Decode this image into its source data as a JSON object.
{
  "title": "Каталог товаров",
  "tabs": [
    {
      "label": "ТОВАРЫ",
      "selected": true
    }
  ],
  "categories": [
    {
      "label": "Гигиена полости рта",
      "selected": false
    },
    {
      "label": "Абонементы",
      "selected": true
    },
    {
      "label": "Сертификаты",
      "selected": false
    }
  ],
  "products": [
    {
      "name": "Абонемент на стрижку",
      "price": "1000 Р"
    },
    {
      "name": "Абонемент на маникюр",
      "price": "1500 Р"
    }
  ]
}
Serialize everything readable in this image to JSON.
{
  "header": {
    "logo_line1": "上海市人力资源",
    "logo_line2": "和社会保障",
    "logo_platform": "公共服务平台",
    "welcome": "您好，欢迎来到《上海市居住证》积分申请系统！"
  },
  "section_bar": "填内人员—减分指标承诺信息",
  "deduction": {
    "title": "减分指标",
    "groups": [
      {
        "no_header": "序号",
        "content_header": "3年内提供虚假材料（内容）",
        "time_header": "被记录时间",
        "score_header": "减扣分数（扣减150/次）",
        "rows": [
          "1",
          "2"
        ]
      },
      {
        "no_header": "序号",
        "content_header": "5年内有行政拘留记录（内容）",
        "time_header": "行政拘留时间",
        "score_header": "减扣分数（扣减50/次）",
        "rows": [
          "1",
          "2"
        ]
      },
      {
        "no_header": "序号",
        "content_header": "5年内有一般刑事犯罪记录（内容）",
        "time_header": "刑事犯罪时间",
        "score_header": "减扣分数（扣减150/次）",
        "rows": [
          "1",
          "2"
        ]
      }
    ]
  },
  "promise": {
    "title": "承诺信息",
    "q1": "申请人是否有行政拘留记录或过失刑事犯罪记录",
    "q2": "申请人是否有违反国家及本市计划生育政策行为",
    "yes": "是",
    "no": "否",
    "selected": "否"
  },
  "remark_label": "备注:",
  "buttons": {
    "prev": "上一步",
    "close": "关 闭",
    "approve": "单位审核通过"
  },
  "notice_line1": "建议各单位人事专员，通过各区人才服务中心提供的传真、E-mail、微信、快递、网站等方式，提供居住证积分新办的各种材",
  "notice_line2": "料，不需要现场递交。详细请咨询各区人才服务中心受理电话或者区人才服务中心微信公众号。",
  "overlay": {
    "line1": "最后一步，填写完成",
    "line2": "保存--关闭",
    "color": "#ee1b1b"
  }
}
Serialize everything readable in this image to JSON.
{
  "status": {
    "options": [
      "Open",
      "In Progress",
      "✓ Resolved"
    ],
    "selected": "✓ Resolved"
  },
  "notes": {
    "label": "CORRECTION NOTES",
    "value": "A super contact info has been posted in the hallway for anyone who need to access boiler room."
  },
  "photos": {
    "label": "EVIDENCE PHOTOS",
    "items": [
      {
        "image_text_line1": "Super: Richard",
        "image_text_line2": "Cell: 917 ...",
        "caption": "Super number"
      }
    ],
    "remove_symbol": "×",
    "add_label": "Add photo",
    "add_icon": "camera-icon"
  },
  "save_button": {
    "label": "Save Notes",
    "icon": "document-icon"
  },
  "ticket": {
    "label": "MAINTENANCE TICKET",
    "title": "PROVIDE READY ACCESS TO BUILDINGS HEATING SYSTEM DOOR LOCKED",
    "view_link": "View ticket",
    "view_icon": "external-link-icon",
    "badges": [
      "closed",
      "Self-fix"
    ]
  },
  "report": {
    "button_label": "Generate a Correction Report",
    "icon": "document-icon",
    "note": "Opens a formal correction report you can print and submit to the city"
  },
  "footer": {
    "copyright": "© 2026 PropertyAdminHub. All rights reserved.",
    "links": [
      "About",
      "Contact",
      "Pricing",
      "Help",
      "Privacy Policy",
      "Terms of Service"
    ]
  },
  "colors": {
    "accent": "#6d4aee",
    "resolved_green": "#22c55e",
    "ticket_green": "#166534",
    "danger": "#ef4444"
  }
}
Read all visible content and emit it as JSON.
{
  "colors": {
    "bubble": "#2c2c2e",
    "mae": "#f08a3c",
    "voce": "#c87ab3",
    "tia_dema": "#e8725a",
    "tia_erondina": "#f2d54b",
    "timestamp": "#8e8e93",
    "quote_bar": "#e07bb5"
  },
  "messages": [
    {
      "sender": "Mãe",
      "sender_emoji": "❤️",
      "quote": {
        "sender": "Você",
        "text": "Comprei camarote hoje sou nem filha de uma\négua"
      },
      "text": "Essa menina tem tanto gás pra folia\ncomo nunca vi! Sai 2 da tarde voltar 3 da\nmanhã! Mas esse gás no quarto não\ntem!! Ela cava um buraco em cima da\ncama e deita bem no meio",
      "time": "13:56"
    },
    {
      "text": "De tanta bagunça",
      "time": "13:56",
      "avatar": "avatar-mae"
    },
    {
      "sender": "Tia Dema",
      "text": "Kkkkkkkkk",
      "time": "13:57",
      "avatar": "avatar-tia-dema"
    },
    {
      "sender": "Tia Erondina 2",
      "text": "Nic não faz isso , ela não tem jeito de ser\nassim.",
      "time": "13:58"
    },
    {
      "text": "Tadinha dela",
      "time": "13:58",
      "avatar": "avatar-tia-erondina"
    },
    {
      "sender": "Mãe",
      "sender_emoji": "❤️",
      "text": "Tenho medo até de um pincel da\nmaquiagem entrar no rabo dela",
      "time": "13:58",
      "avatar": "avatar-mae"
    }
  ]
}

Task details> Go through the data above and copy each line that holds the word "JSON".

Finished task>
Decode this image into its source data as a JSON object.
Serialize everything readable in this image to JSON.
Serialize everything readable in this image to JSON.
Read all visible content and emit it as JSON.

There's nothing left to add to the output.